The exact cause of Narcissistic Personality Disorder has yet to be fully proven. Indeed, to the best of my knowledge, scientists aren't even specifically looking to find the cause of narcissistic personality disorder.
Having said that, they have considered it of course.
Originally the theory was that childhood abuse led to the narcissist being so ashamed of their real self, the one which deserved (in their mind) the abuse, that they submerged it so deep that it went away.
And so, because the real self was gone, they needed something, so they created a perfect False Self instead.

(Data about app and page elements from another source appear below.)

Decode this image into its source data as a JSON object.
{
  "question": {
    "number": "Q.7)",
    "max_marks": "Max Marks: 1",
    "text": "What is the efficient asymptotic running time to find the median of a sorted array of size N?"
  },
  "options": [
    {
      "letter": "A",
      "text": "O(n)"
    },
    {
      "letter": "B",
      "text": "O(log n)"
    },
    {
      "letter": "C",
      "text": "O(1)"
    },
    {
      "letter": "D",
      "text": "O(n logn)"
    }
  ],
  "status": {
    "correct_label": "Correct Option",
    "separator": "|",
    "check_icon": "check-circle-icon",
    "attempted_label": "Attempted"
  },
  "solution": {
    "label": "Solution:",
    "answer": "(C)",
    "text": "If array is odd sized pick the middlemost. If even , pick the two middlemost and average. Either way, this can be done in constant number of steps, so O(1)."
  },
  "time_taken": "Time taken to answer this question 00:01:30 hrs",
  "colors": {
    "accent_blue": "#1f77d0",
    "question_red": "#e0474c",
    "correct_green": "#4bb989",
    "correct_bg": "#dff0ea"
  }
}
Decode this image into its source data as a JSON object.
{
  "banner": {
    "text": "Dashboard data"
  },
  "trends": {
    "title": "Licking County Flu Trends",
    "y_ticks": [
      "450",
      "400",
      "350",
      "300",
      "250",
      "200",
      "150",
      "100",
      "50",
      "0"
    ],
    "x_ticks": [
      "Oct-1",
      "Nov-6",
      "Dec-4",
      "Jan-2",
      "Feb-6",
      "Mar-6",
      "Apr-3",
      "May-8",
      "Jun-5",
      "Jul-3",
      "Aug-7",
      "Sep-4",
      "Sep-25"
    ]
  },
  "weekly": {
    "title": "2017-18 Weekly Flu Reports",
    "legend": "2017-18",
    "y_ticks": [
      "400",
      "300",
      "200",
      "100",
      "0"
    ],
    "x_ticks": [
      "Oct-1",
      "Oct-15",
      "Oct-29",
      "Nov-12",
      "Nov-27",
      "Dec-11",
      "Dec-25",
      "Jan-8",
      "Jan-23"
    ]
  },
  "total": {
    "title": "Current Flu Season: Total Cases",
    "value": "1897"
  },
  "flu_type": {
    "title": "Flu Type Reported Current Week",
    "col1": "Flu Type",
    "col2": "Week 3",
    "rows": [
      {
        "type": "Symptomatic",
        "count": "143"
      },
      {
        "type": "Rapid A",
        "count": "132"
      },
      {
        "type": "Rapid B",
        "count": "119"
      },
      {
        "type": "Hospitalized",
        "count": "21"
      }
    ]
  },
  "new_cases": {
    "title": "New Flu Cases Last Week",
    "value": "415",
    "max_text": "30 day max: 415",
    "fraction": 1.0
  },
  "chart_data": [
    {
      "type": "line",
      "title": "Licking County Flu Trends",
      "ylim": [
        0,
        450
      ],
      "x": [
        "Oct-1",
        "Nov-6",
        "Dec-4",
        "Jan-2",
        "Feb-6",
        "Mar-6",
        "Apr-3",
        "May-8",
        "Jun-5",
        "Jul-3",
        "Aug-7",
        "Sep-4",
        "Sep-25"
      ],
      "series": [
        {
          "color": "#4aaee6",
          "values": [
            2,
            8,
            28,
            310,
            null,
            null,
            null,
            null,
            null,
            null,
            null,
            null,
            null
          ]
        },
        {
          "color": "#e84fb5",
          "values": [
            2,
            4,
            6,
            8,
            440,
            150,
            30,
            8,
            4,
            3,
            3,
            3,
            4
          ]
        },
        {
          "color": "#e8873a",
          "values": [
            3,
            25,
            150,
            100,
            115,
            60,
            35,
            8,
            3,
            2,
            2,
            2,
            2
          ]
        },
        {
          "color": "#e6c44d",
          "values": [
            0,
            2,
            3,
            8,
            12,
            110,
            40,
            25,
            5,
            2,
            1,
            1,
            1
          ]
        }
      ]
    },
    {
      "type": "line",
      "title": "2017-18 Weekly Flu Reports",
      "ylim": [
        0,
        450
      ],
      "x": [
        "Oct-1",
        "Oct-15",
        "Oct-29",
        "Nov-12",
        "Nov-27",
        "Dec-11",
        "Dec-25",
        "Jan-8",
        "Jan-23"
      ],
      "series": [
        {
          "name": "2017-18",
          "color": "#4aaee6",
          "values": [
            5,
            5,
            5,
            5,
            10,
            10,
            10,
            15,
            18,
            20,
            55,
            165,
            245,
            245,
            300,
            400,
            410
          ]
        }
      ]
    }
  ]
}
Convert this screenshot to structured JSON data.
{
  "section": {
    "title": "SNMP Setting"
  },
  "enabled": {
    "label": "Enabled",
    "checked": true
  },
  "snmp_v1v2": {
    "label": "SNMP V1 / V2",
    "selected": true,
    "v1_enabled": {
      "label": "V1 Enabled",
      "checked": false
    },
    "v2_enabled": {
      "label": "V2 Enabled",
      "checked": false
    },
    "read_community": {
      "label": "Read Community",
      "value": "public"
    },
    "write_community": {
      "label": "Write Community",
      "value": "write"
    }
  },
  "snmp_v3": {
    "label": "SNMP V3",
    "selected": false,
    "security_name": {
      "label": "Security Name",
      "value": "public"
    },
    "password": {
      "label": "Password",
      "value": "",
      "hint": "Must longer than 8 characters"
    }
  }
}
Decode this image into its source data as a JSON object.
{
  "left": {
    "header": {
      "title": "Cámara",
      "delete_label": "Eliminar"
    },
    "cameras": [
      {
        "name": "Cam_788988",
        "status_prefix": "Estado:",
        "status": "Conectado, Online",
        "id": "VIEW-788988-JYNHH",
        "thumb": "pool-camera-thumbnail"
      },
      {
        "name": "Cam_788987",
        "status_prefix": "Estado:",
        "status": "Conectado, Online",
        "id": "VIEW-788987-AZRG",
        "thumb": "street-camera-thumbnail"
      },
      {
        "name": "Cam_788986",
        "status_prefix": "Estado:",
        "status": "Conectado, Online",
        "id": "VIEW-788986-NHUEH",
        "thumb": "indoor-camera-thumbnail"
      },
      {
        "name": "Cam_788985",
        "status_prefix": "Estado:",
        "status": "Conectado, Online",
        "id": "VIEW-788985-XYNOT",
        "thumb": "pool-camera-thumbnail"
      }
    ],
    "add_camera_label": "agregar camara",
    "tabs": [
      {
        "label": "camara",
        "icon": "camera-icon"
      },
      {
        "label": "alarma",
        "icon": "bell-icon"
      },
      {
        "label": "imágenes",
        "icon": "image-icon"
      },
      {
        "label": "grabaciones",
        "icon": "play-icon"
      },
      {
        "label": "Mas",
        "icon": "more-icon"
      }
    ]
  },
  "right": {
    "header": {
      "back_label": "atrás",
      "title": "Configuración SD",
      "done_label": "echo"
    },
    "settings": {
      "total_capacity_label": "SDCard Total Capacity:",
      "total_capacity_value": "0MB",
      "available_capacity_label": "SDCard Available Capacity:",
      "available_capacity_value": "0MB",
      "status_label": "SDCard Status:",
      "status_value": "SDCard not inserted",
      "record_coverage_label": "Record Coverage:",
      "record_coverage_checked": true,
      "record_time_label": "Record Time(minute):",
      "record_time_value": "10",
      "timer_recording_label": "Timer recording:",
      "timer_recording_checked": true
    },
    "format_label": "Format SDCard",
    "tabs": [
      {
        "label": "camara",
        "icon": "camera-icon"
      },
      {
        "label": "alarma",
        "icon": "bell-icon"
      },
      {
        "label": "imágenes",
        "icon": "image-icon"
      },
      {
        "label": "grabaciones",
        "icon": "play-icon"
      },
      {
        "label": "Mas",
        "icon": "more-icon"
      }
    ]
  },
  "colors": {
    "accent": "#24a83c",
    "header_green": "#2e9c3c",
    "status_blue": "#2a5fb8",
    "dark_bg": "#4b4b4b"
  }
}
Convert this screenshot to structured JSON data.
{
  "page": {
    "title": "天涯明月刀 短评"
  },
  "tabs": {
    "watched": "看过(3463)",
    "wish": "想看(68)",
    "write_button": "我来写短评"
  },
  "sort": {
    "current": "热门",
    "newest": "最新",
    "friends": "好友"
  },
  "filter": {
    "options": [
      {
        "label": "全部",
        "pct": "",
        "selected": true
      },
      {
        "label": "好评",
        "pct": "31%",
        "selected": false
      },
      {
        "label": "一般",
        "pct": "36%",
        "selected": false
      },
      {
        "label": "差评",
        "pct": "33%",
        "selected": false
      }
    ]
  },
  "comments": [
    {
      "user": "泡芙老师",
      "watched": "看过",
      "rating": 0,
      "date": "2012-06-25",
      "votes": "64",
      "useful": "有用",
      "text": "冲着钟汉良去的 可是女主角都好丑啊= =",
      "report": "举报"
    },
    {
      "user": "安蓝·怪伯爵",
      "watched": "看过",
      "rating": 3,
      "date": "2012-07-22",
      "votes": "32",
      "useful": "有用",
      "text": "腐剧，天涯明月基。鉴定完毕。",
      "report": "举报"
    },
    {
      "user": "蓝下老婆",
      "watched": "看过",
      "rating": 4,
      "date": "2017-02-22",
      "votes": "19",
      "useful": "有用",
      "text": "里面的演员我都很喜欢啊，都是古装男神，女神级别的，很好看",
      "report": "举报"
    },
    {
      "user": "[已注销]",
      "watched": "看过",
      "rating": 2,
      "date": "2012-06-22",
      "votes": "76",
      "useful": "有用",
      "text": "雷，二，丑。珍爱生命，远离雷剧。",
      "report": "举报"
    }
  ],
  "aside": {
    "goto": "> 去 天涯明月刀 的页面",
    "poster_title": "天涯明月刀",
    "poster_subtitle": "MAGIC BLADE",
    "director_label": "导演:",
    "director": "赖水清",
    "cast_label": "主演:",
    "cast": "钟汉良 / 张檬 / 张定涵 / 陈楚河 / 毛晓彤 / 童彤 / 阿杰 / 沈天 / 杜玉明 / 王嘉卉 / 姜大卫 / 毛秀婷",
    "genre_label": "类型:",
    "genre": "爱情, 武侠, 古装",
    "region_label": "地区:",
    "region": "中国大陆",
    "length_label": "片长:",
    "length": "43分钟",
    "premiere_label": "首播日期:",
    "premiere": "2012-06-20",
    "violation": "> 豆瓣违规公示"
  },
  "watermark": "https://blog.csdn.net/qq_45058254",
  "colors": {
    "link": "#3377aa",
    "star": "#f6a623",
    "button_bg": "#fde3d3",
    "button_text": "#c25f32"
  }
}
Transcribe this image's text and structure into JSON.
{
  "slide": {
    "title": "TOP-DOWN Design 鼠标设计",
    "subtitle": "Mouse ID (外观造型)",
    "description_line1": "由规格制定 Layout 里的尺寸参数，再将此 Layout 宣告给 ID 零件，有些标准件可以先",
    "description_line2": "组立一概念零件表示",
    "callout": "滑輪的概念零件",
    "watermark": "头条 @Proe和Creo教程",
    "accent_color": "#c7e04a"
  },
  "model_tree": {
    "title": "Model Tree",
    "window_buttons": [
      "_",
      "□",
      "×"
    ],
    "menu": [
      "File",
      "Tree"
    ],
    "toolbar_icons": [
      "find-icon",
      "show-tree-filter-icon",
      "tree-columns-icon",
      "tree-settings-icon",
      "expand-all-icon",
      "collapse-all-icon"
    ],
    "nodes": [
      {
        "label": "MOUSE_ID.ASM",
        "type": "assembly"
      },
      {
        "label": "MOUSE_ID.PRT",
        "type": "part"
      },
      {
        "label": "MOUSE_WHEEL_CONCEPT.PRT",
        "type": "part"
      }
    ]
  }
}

That False Self then had to be kept in place throughout the narcissist's whole life by huge effort and determination. The narcissists needed the False Self to be perfect (went the theory), and so one of their major jobs was to protect it against any suggestion, ever, that they were less than perfect.
This fact did explain things like gaslighting -- where the narcissist lies to you about what happened and distorts your reality, and invalidating -- where the narcissists totally dismisses your experiences, both of which activities the narcissist does so well.
This theory struggled, however, when they were presented with a narcissist who'd had an idyllic childhood. So they added to the theory saying that abuse could also be that the child was too adored and too privileged and indulged.
In this case it seemed that the child was never allowed to have their real, flawed, self. The parents instead created this perfect False Self, and the child needed to keep hold of that in order to be loved by them.
This however was pretty much just guesswork.
However, we now know that two of Narcissistic Personality Disorder's 'cousin' personality disorders, i.e. Borderline Personality Disorder, and Anti-Social Personality Disorder (aka Sociopathy), show real and measurable differences in the brains of those who have it. So, if this is so, those disorders at least seem to be integral rather than learned behaviour, unless abuse caused the brain changes.
Also, the fact that it seems to run in families makes me wonder if there's not a genetic predisposition. When I ran the DONM forum, so many times I heard of women who'd given their children perfectly normal loving childhoods, but the children still had Narcissistic Personality Disorder, which lends credibility to that theory too.
So, the short answer is that we don't know what is the cause of narcissistic personality disorder. Not yet.
And it's important to know the cause. Many daughters of narcissistic mothers have said to me that they want to know if it's their mother's fault, if it's something she can help doing or not.
In a way though, it doesn't matter I think. We don't have to identify why she's like this, to accept that she is, and to acknowledge that we deserve better.